------ Exercise materials ------

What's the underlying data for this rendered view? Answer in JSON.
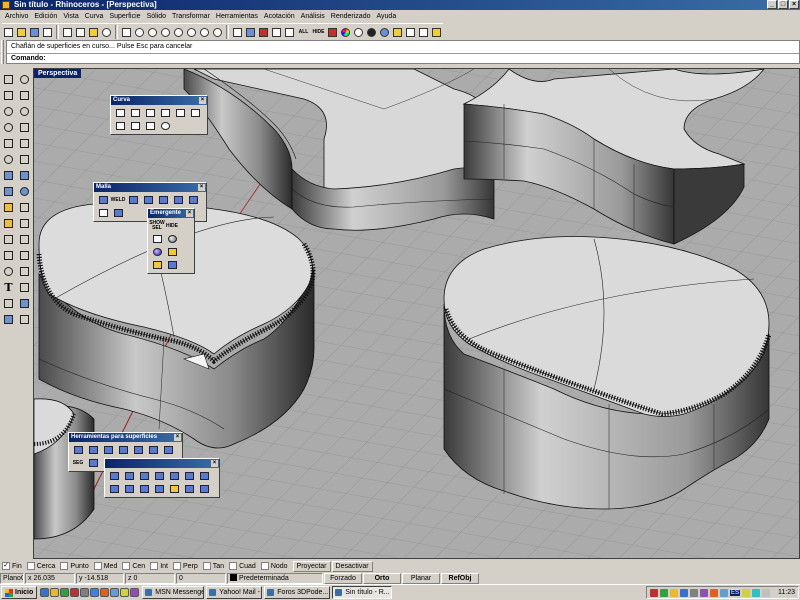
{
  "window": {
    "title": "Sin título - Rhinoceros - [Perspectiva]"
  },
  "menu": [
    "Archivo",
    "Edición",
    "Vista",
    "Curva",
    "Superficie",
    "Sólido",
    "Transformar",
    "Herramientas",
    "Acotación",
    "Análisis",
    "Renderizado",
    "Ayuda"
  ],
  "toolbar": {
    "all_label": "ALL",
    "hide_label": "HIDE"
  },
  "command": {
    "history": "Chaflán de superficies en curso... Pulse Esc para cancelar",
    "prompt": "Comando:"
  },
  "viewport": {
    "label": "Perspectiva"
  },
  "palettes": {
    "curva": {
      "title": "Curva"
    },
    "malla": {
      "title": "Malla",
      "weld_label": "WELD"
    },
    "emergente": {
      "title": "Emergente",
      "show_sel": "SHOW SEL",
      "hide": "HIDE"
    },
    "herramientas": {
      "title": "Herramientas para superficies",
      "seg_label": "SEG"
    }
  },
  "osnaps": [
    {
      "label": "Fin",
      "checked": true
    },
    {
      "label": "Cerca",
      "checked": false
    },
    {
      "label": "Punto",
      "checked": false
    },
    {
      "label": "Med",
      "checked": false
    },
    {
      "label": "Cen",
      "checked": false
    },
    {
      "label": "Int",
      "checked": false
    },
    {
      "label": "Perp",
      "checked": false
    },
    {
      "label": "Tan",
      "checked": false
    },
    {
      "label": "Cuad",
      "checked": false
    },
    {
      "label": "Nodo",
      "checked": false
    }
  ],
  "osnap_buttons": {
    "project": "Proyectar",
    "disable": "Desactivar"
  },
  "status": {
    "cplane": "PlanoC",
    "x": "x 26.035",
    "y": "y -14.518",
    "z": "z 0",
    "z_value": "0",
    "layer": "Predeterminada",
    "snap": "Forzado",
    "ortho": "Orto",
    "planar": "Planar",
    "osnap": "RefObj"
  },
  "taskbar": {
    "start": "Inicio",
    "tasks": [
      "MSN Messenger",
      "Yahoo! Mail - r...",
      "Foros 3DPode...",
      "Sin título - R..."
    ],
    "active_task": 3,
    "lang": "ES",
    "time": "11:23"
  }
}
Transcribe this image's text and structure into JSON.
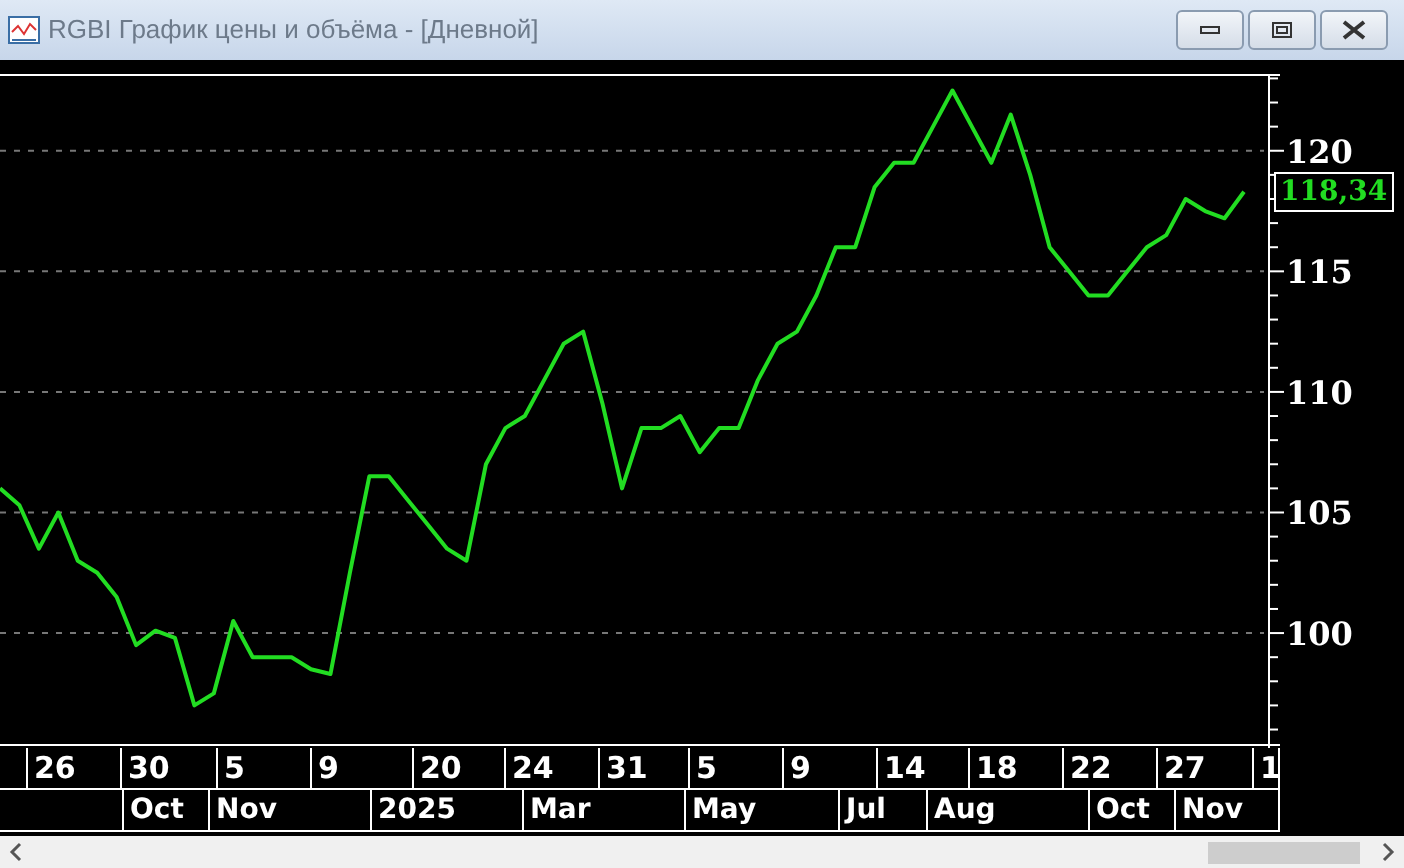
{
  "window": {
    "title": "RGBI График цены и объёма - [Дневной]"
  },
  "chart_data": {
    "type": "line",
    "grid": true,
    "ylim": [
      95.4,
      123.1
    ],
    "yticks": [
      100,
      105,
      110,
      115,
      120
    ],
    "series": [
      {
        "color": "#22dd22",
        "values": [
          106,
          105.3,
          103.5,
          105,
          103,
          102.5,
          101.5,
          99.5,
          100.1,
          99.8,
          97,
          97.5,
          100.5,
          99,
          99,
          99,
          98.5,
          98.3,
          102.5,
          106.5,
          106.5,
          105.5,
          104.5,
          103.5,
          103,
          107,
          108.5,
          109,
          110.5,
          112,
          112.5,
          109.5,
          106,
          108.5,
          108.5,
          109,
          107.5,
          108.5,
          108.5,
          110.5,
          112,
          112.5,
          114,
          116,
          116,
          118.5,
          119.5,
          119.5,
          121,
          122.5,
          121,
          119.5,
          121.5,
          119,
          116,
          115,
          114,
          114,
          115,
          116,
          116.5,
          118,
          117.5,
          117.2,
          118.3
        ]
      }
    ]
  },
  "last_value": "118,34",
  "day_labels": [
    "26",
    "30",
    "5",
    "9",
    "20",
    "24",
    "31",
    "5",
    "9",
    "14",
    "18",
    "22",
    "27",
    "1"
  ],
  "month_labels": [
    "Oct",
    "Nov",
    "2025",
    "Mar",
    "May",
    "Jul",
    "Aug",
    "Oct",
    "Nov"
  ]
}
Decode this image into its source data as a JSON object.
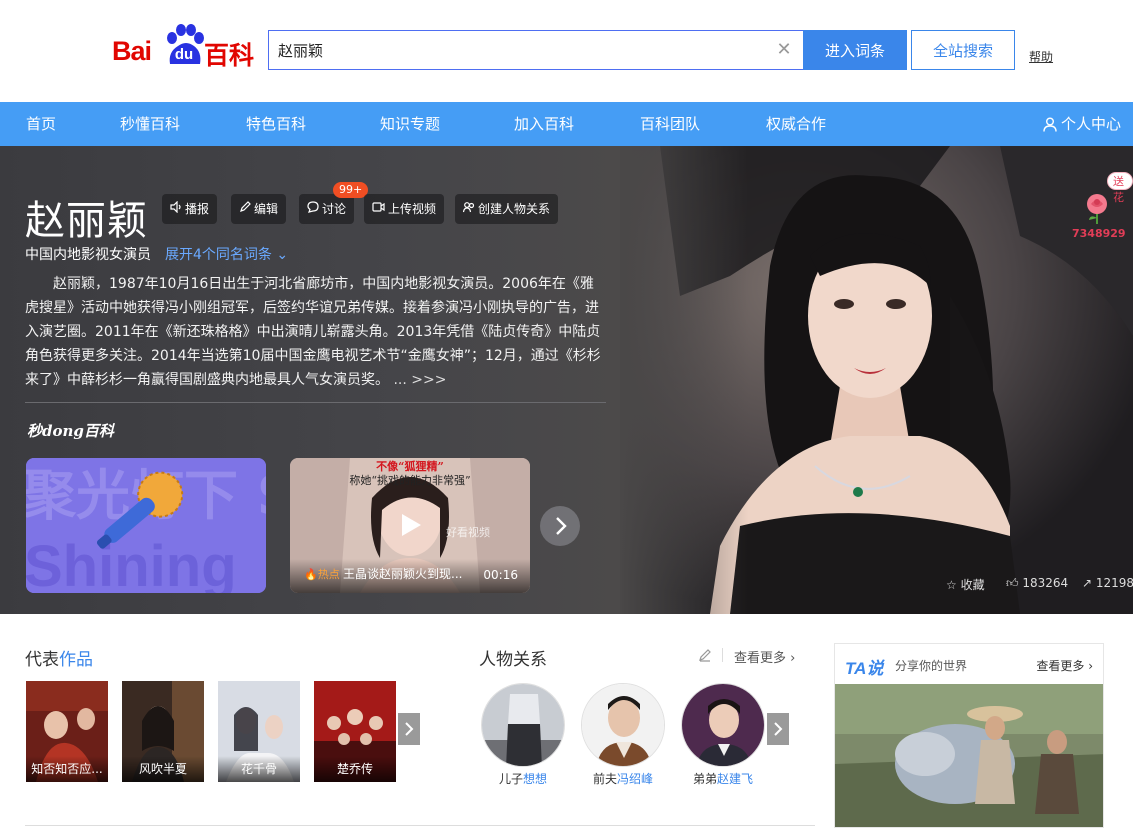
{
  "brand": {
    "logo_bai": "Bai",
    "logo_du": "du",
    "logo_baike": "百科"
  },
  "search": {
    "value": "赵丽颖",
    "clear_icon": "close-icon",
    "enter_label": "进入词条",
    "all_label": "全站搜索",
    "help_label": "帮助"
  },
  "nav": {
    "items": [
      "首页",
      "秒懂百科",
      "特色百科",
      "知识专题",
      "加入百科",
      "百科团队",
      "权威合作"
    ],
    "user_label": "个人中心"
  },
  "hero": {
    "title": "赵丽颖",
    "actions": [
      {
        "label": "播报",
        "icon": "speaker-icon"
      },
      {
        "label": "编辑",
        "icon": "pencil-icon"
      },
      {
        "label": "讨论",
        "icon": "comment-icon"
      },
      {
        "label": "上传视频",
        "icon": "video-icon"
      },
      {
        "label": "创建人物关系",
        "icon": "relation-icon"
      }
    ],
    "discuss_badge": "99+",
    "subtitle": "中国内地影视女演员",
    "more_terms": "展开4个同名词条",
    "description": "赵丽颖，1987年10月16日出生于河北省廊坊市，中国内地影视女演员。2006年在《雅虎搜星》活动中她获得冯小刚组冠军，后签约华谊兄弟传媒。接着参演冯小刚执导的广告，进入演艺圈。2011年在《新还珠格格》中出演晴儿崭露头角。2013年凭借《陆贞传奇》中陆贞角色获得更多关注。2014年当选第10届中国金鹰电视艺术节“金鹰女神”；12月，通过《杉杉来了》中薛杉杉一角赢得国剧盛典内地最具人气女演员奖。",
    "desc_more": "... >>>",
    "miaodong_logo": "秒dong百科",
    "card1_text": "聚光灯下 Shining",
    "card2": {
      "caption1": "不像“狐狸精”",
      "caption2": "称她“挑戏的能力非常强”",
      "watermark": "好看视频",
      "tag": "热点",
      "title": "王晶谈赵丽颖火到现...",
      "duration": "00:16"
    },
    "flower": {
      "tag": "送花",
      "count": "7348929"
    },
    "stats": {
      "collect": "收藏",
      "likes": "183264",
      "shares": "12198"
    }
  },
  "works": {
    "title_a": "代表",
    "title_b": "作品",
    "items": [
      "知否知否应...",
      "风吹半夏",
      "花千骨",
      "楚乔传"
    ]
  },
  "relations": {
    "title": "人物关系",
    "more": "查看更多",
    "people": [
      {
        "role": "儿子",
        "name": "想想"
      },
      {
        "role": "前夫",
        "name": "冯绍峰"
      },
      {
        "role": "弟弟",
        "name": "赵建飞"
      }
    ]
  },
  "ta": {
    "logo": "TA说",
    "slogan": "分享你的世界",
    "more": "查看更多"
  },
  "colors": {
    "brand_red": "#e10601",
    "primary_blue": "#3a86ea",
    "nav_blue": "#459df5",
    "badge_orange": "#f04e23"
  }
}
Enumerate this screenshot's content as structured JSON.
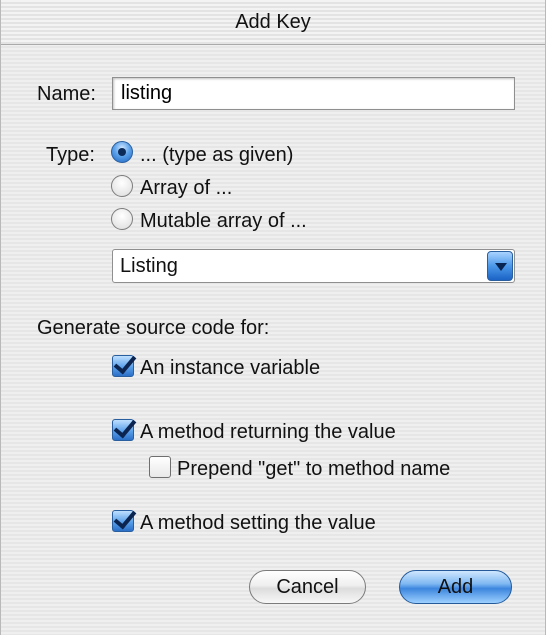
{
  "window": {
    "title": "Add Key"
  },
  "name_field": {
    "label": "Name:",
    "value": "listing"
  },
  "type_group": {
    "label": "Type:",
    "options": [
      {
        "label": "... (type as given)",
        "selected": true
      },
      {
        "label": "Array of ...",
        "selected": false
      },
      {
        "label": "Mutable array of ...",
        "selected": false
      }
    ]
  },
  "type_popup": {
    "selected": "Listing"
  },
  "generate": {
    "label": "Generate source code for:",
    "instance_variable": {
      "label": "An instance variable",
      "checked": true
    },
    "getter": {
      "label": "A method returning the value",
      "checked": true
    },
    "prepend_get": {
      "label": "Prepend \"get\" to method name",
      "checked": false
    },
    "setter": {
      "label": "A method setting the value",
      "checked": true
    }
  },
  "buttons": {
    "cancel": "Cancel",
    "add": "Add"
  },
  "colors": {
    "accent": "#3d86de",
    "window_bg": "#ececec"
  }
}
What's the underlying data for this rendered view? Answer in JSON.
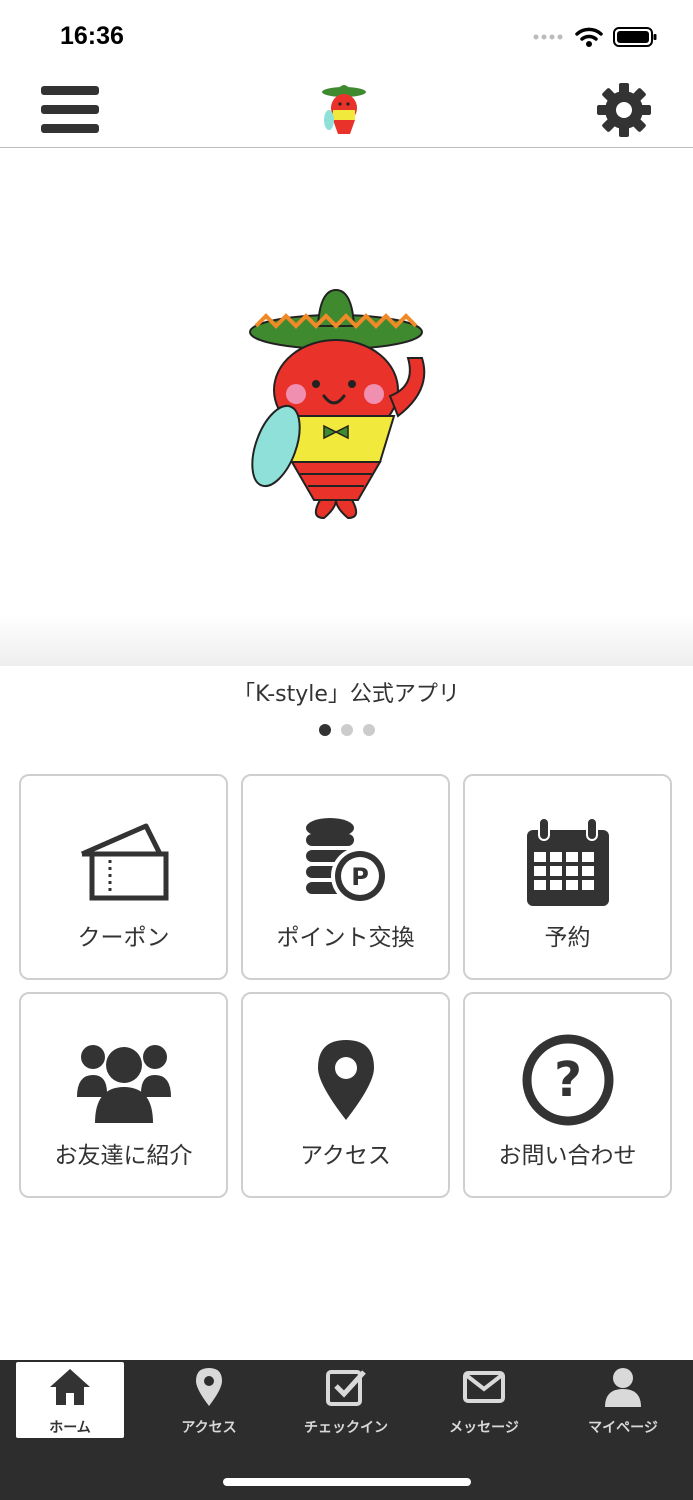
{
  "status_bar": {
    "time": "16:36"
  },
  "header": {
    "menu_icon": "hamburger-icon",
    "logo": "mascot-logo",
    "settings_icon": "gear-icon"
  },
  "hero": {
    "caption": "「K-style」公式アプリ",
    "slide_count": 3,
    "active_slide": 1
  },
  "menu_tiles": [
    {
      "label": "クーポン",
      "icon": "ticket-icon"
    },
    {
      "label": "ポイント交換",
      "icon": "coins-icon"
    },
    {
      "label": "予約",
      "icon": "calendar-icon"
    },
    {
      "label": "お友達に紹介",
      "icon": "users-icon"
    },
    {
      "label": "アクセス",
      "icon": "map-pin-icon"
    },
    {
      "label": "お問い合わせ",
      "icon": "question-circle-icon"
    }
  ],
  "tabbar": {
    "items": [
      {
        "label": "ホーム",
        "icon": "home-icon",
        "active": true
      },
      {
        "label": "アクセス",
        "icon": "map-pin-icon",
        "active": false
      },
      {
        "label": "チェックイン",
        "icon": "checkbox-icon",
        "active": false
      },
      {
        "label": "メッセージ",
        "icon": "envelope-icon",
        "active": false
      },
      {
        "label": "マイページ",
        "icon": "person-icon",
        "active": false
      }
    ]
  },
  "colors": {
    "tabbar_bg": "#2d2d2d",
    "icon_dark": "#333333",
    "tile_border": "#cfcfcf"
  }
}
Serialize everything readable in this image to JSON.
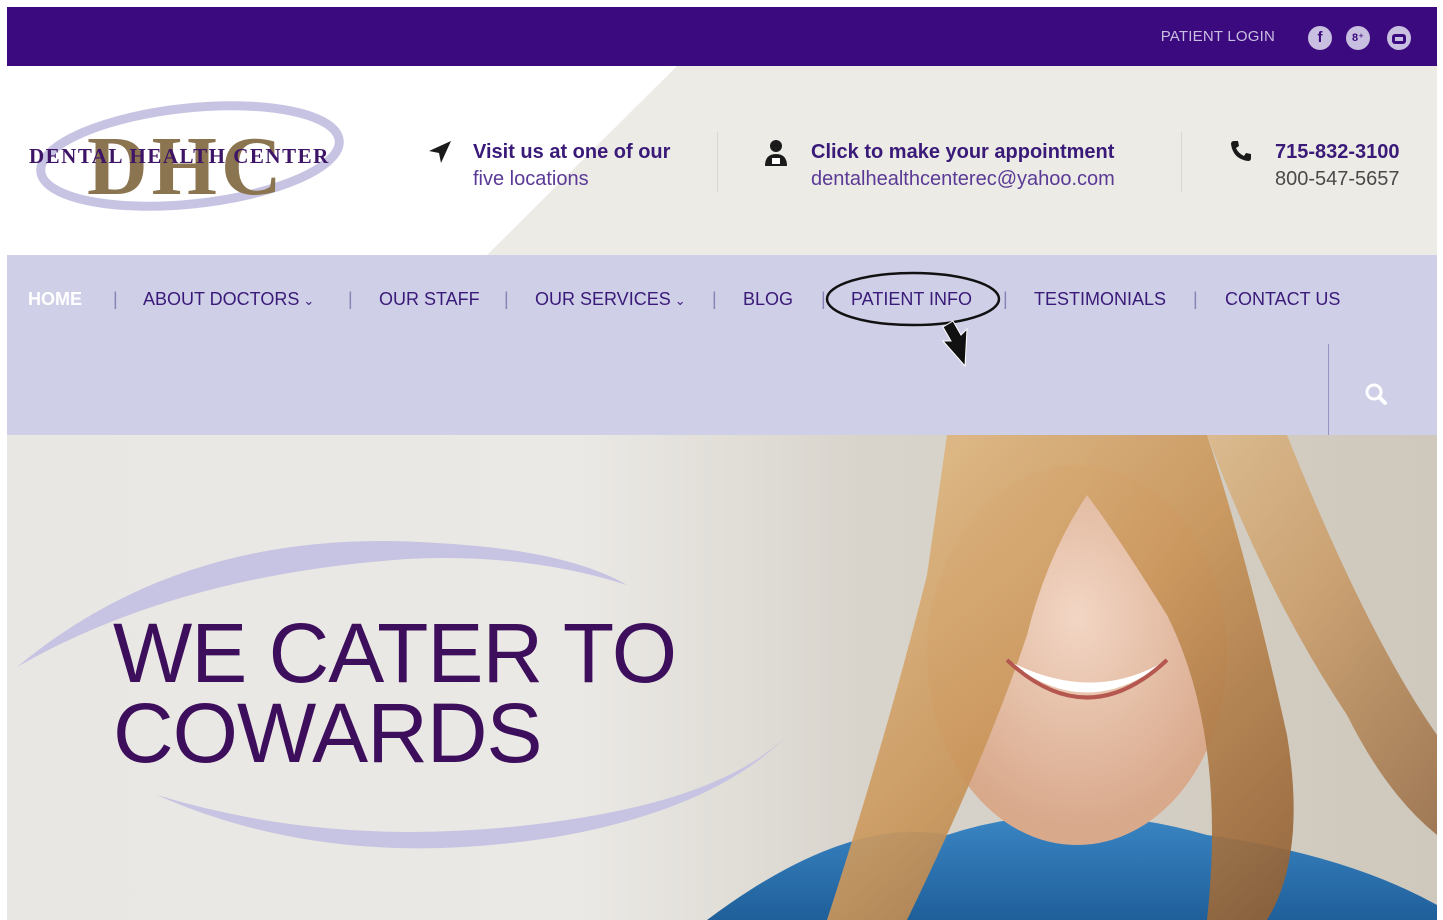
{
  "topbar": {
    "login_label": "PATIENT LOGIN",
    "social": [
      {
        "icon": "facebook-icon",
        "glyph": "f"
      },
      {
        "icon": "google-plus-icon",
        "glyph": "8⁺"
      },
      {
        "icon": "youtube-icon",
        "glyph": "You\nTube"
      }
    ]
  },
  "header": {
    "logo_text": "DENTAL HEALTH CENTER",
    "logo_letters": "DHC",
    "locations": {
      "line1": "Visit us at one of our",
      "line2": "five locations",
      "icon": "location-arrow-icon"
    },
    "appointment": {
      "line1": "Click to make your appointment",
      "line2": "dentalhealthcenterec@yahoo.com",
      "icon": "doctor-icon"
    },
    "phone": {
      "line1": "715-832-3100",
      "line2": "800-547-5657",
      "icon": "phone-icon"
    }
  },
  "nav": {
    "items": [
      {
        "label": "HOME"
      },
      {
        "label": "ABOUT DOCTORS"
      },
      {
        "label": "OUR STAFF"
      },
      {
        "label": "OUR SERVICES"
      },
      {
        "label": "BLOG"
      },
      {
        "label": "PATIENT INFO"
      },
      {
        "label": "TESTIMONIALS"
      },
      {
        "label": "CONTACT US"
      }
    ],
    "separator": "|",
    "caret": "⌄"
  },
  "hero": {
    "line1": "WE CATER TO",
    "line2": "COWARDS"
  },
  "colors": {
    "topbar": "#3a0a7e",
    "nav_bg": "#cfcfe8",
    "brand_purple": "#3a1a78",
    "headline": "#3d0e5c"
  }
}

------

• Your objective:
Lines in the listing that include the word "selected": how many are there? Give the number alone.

• Answer box:
4